> Recorded data
◆ ◆ ◆ ◆ ◆ ◆ ◆
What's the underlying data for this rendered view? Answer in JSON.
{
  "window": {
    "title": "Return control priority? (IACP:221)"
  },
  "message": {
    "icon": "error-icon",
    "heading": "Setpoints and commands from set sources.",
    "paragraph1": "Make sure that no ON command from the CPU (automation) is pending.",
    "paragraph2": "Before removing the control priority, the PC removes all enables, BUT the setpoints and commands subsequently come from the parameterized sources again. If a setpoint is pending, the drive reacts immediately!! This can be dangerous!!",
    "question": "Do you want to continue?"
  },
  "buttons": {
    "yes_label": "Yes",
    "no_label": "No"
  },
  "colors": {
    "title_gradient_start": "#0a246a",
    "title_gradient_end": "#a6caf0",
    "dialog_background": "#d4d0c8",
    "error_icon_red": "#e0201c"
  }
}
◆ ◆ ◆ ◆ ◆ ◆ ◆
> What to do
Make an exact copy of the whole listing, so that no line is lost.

> Reply to the task
What's the underlying data for this rendered view? Answer in JSON.
{
  "window": {
    "title": "Return control priority? (IACP:221)"
  },
  "message": {
    "icon": "error-icon",
    "heading": "Setpoints and commands from set sources.",
    "paragraph1": "Make sure that no ON command from the CPU (automation) is pending.",
    "paragraph2": "Before removing the control priority, the PC removes all enables, BUT the setpoints and commands subsequently come from the parameterized sources again. If a setpoint is pending, the drive reacts immediately!! This can be dangerous!!",
    "question": "Do you want to continue?"
  },
  "buttons": {
    "yes_label": "Yes",
    "no_label": "No"
  },
  "colors": {
    "title_gradient_start": "#0a246a",
    "title_gradient_end": "#a6caf0",
    "dialog_background": "#d4d0c8",
    "error_icon_red": "#e0201c"
  }
}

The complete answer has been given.